[SOURCE MATERIAL]

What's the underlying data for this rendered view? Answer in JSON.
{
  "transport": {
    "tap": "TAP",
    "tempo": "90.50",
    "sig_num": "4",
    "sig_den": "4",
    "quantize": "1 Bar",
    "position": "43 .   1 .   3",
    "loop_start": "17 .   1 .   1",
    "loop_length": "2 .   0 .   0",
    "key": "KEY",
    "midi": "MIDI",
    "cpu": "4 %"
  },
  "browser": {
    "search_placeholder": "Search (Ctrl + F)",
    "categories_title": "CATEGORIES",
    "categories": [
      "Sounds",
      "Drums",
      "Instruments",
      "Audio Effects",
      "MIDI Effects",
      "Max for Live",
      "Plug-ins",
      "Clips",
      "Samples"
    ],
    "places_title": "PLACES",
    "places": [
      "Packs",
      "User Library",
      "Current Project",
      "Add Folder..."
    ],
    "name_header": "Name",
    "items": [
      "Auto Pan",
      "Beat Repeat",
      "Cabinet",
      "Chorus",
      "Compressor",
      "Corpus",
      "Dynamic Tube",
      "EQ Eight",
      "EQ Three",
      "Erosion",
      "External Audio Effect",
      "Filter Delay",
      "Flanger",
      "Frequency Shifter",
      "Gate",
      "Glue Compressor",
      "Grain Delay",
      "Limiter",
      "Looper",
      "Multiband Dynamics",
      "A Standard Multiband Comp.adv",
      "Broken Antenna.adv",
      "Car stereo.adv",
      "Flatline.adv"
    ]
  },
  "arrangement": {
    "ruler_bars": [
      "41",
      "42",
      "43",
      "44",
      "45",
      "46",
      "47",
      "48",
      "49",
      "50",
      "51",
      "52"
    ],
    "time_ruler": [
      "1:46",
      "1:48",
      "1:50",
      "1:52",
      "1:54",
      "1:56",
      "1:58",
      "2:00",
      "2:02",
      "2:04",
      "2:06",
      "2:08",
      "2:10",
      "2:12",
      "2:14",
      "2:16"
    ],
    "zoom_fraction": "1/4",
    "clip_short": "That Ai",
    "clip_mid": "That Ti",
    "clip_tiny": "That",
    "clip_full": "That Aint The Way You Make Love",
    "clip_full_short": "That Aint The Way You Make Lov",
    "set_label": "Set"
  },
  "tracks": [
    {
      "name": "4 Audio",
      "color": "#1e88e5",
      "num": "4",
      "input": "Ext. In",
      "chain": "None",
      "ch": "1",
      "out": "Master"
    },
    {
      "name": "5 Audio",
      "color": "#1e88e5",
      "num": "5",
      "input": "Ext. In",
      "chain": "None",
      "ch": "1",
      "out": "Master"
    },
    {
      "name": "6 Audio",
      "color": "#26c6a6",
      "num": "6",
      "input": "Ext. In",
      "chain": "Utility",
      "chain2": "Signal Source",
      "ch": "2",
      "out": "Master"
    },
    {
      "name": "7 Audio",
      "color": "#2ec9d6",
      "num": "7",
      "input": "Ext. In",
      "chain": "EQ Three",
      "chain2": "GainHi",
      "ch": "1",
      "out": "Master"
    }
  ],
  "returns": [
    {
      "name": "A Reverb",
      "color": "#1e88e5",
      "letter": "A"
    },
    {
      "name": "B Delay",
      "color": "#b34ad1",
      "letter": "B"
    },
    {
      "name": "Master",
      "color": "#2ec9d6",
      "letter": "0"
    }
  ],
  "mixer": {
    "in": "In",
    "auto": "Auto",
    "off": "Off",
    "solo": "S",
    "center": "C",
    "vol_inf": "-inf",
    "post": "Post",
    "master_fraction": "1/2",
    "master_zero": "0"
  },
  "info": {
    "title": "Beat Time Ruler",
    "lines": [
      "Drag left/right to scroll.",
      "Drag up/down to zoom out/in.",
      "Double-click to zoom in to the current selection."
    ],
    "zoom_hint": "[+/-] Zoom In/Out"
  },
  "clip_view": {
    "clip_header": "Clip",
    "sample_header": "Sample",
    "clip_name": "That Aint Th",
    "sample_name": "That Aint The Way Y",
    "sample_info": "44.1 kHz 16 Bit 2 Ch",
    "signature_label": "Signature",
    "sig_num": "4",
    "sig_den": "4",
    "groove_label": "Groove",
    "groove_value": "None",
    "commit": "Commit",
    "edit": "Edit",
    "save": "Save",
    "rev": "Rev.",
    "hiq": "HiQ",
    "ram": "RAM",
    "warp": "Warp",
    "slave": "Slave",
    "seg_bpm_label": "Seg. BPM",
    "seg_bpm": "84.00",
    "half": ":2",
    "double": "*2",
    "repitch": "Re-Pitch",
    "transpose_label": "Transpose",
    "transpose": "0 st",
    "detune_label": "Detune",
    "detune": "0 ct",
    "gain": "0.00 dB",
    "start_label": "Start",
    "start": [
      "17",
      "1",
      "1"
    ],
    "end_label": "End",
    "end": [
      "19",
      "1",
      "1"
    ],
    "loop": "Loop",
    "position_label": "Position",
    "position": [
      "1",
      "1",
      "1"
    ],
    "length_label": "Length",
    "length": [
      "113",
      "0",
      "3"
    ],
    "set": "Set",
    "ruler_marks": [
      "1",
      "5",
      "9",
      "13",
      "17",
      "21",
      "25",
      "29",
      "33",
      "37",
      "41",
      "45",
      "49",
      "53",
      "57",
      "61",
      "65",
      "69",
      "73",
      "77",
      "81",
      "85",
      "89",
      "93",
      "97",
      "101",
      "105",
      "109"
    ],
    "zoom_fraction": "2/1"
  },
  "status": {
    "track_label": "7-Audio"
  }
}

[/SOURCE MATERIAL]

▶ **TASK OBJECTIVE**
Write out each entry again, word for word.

▶ **RESULT**
What's the underlying data for this rendered view? Answer in JSON.
{
  "transport": {
    "tap": "TAP",
    "tempo": "90.50",
    "sig_num": "4",
    "sig_den": "4",
    "quantize": "1 Bar",
    "position": "43 .   1 .   3",
    "loop_start": "17 .   1 .   1",
    "loop_length": "2 .   0 .   0",
    "key": "KEY",
    "midi": "MIDI",
    "cpu": "4 %"
  },
  "browser": {
    "search_placeholder": "Search (Ctrl + F)",
    "categories_title": "CATEGORIES",
    "categories": [
      "Sounds",
      "Drums",
      "Instruments",
      "Audio Effects",
      "MIDI Effects",
      "Max for Live",
      "Plug-ins",
      "Clips",
      "Samples"
    ],
    "places_title": "PLACES",
    "places": [
      "Packs",
      "User Library",
      "Current Project",
      "Add Folder..."
    ],
    "name_header": "Name",
    "items": [
      "Auto Pan",
      "Beat Repeat",
      "Cabinet",
      "Chorus",
      "Compressor",
      "Corpus",
      "Dynamic Tube",
      "EQ Eight",
      "EQ Three",
      "Erosion",
      "External Audio Effect",
      "Filter Delay",
      "Flanger",
      "Frequency Shifter",
      "Gate",
      "Glue Compressor",
      "Grain Delay",
      "Limiter",
      "Looper",
      "Multiband Dynamics",
      "A Standard Multiband Comp.adv",
      "Broken Antenna.adv",
      "Car stereo.adv",
      "Flatline.adv"
    ]
  },
  "arrangement": {
    "ruler_bars": [
      "41",
      "42",
      "43",
      "44",
      "45",
      "46",
      "47",
      "48",
      "49",
      "50",
      "51",
      "52"
    ],
    "time_ruler": [
      "1:46",
      "1:48",
      "1:50",
      "1:52",
      "1:54",
      "1:56",
      "1:58",
      "2:00",
      "2:02",
      "2:04",
      "2:06",
      "2:08",
      "2:10",
      "2:12",
      "2:14",
      "2:16"
    ],
    "zoom_fraction": "1/4",
    "clip_short": "That Ai",
    "clip_mid": "That Ti",
    "clip_tiny": "That",
    "clip_full": "That Aint The Way You Make Love",
    "clip_full_short": "That Aint The Way You Make Lov",
    "set_label": "Set"
  },
  "tracks": [
    {
      "name": "4 Audio",
      "color": "#1e88e5",
      "num": "4",
      "input": "Ext. In",
      "chain": "None",
      "ch": "1",
      "out": "Master"
    },
    {
      "name": "5 Audio",
      "color": "#1e88e5",
      "num": "5",
      "input": "Ext. In",
      "chain": "None",
      "ch": "1",
      "out": "Master"
    },
    {
      "name": "6 Audio",
      "color": "#26c6a6",
      "num": "6",
      "input": "Ext. In",
      "chain": "Utility",
      "chain2": "Signal Source",
      "ch": "2",
      "out": "Master"
    },
    {
      "name": "7 Audio",
      "color": "#2ec9d6",
      "num": "7",
      "input": "Ext. In",
      "chain": "EQ Three",
      "chain2": "GainHi",
      "ch": "1",
      "out": "Master"
    }
  ],
  "returns": [
    {
      "name": "A Reverb",
      "color": "#1e88e5",
      "letter": "A"
    },
    {
      "name": "B Delay",
      "color": "#b34ad1",
      "letter": "B"
    },
    {
      "name": "Master",
      "color": "#2ec9d6",
      "letter": "0"
    }
  ],
  "mixer": {
    "in": "In",
    "auto": "Auto",
    "off": "Off",
    "solo": "S",
    "center": "C",
    "vol_inf": "-inf",
    "post": "Post",
    "master_fraction": "1/2",
    "master_zero": "0"
  },
  "info": {
    "title": "Beat Time Ruler",
    "lines": [
      "Drag left/right to scroll.",
      "Drag up/down to zoom out/in.",
      "Double-click to zoom in to the current selection."
    ],
    "zoom_hint": "[+/-] Zoom In/Out"
  },
  "clip_view": {
    "clip_header": "Clip",
    "sample_header": "Sample",
    "clip_name": "That Aint Th",
    "sample_name": "That Aint The Way Y",
    "sample_info": "44.1 kHz 16 Bit 2 Ch",
    "signature_label": "Signature",
    "sig_num": "4",
    "sig_den": "4",
    "groove_label": "Groove",
    "groove_value": "None",
    "commit": "Commit",
    "edit": "Edit",
    "save": "Save",
    "rev": "Rev.",
    "hiq": "HiQ",
    "ram": "RAM",
    "warp": "Warp",
    "slave": "Slave",
    "seg_bpm_label": "Seg. BPM",
    "seg_bpm": "84.00",
    "half": ":2",
    "double": "*2",
    "repitch": "Re-Pitch",
    "transpose_label": "Transpose",
    "transpose": "0 st",
    "detune_label": "Detune",
    "detune": "0 ct",
    "gain": "0.00 dB",
    "start_label": "Start",
    "start": [
      "17",
      "1",
      "1"
    ],
    "end_label": "End",
    "end": [
      "19",
      "1",
      "1"
    ],
    "loop": "Loop",
    "position_label": "Position",
    "position": [
      "1",
      "1",
      "1"
    ],
    "length_label": "Length",
    "length": [
      "113",
      "0",
      "3"
    ],
    "set": "Set",
    "ruler_marks": [
      "1",
      "5",
      "9",
      "13",
      "17",
      "21",
      "25",
      "29",
      "33",
      "37",
      "41",
      "45",
      "49",
      "53",
      "57",
      "61",
      "65",
      "69",
      "73",
      "77",
      "81",
      "85",
      "89",
      "93",
      "97",
      "101",
      "105",
      "109"
    ],
    "zoom_fraction": "2/1"
  },
  "status": {
    "track_label": "7-Audio"
  }
}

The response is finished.